### WHAT IS EXPECTED
For the string "Effective", count the lines in the records below that contain it. Answer with that number alone.

### PROVIDED RECORDS
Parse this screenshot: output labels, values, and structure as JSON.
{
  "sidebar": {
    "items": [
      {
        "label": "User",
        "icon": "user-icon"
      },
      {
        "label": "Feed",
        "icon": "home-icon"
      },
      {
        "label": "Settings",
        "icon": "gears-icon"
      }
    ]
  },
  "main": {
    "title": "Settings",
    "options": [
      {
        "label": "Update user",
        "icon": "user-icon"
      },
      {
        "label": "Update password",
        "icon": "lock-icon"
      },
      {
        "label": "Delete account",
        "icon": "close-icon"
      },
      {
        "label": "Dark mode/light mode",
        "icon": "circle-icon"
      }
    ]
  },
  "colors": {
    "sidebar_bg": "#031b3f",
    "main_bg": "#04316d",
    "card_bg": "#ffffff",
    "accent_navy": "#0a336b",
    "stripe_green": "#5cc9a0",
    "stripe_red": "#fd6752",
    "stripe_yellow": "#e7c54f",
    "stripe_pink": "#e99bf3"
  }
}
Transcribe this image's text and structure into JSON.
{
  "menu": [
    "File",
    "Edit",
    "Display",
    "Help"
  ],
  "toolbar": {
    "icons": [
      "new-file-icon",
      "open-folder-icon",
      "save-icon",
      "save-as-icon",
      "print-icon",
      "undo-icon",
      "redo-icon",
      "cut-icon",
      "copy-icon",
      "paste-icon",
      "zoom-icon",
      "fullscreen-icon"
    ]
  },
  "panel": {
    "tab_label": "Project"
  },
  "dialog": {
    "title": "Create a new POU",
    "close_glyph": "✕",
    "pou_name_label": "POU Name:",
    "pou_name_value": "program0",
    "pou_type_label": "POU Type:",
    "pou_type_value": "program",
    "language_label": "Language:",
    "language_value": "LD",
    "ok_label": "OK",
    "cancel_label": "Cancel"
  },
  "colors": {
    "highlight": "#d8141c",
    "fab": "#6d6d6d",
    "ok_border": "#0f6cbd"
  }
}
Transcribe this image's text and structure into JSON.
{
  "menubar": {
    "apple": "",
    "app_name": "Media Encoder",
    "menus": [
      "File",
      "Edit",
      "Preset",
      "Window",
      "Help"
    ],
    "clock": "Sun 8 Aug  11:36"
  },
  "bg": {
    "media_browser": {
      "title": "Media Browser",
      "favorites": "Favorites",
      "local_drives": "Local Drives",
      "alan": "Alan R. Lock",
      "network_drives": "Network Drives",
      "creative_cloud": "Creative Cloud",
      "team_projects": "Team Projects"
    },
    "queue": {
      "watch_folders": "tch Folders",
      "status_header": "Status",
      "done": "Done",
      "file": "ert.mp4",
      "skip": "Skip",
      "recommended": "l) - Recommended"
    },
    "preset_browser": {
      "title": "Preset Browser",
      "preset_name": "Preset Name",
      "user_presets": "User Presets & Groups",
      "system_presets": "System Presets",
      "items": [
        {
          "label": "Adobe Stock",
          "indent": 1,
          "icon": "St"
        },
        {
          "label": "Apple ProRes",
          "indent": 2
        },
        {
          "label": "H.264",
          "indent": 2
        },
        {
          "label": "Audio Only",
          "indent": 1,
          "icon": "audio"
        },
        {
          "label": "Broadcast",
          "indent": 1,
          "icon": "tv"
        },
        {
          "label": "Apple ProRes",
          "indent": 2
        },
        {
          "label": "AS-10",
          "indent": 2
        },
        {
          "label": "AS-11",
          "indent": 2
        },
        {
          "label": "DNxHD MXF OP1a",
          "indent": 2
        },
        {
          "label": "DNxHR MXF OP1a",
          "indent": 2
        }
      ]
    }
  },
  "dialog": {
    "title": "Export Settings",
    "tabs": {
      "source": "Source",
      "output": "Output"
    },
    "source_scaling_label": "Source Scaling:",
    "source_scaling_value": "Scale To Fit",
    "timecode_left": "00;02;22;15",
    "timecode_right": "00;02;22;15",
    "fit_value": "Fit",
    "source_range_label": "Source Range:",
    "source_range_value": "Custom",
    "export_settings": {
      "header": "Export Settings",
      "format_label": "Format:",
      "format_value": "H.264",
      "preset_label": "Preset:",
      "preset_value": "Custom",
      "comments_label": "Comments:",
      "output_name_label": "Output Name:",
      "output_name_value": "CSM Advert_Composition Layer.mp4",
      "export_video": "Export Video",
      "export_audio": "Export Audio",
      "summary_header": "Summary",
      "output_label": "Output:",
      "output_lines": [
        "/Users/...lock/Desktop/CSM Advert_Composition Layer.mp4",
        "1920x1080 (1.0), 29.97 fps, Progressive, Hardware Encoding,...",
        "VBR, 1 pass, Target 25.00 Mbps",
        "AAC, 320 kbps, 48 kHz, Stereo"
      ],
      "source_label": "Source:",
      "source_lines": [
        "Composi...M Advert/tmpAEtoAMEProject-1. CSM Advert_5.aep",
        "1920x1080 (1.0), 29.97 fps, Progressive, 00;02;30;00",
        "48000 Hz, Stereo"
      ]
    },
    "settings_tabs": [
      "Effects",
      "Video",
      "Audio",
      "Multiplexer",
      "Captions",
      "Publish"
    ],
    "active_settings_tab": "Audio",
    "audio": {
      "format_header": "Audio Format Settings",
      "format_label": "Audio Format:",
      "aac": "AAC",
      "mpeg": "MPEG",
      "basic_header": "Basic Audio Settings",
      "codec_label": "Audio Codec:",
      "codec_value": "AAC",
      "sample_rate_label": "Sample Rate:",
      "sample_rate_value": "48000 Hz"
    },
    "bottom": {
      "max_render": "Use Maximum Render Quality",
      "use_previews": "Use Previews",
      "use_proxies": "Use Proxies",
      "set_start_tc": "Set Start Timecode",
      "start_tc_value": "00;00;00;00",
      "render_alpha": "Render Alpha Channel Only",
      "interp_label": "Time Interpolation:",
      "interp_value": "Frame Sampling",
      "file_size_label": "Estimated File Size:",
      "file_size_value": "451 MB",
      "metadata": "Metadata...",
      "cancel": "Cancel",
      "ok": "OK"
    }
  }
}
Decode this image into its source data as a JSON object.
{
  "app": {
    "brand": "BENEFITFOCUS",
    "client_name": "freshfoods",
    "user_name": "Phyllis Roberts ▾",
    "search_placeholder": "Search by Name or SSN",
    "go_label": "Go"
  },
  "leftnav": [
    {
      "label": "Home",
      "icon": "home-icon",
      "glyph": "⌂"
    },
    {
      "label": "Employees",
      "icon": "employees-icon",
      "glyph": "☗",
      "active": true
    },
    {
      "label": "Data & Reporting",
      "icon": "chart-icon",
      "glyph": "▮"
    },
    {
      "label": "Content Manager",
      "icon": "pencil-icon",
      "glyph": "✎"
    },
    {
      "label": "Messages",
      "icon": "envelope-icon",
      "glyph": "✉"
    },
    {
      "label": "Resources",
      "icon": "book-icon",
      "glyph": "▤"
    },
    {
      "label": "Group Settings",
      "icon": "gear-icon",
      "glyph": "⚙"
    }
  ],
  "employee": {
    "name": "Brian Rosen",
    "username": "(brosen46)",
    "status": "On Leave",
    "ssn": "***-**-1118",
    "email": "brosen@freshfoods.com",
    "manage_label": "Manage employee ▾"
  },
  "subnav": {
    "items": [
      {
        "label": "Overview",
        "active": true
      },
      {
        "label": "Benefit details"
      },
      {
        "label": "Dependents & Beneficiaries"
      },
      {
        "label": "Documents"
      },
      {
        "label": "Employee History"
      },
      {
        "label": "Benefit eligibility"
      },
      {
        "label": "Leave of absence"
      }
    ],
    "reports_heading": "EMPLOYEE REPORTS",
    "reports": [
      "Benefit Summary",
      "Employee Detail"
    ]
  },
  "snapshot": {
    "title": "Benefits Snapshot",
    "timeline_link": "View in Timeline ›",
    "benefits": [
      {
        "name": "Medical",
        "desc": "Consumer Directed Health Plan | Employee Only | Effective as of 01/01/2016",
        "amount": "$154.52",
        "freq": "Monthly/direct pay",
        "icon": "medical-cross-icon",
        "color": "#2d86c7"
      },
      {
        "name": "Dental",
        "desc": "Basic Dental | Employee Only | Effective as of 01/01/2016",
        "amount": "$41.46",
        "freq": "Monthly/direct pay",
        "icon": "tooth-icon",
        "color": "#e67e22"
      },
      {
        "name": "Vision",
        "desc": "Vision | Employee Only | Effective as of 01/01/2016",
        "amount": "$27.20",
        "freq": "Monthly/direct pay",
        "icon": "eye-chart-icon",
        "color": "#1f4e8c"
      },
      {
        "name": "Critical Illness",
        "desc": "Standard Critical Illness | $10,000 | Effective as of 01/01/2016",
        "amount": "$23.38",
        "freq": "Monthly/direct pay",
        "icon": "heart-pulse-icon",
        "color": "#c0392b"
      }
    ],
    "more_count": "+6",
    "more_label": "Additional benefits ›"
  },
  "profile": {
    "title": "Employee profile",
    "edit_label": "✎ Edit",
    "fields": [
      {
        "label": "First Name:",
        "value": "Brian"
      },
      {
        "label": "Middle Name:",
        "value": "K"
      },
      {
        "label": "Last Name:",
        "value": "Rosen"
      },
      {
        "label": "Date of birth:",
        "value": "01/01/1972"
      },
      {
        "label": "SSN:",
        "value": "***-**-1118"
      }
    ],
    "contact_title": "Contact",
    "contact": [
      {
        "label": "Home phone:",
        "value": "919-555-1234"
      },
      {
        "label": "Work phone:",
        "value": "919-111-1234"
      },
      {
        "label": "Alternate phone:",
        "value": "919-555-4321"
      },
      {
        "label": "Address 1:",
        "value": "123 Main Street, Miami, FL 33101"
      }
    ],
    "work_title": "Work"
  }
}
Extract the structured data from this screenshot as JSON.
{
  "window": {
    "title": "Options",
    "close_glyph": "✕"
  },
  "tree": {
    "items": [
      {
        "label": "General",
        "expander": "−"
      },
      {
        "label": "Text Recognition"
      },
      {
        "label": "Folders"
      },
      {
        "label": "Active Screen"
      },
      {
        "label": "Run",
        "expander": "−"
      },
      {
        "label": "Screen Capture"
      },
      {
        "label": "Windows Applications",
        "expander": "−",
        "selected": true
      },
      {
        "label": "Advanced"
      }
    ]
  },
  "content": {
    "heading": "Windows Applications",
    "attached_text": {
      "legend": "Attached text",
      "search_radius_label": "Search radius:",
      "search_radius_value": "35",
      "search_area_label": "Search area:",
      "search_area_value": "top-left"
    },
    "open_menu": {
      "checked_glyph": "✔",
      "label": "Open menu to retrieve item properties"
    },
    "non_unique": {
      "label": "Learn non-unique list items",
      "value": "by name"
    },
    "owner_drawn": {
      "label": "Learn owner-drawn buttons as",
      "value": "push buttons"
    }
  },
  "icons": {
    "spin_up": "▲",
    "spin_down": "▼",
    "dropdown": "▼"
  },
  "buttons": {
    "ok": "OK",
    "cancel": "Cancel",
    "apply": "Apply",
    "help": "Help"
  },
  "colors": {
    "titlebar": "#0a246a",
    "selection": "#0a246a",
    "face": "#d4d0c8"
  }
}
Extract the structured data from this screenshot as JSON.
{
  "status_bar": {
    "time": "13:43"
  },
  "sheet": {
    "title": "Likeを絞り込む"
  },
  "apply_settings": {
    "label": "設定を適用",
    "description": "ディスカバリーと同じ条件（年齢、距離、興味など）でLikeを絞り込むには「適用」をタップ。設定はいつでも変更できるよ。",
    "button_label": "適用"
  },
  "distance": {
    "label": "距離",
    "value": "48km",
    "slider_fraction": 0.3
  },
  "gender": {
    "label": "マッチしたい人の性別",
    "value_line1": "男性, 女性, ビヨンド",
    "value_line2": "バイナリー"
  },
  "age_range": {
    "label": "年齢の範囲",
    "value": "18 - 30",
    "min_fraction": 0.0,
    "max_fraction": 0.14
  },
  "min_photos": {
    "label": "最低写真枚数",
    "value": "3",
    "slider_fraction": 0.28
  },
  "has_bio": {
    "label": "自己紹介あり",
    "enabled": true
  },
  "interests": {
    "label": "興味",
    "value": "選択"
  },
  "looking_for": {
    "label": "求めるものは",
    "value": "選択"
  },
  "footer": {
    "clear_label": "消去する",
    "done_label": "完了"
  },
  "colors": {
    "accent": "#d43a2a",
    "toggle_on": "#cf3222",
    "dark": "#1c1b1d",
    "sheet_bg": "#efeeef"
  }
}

### TASK OUTPUT
4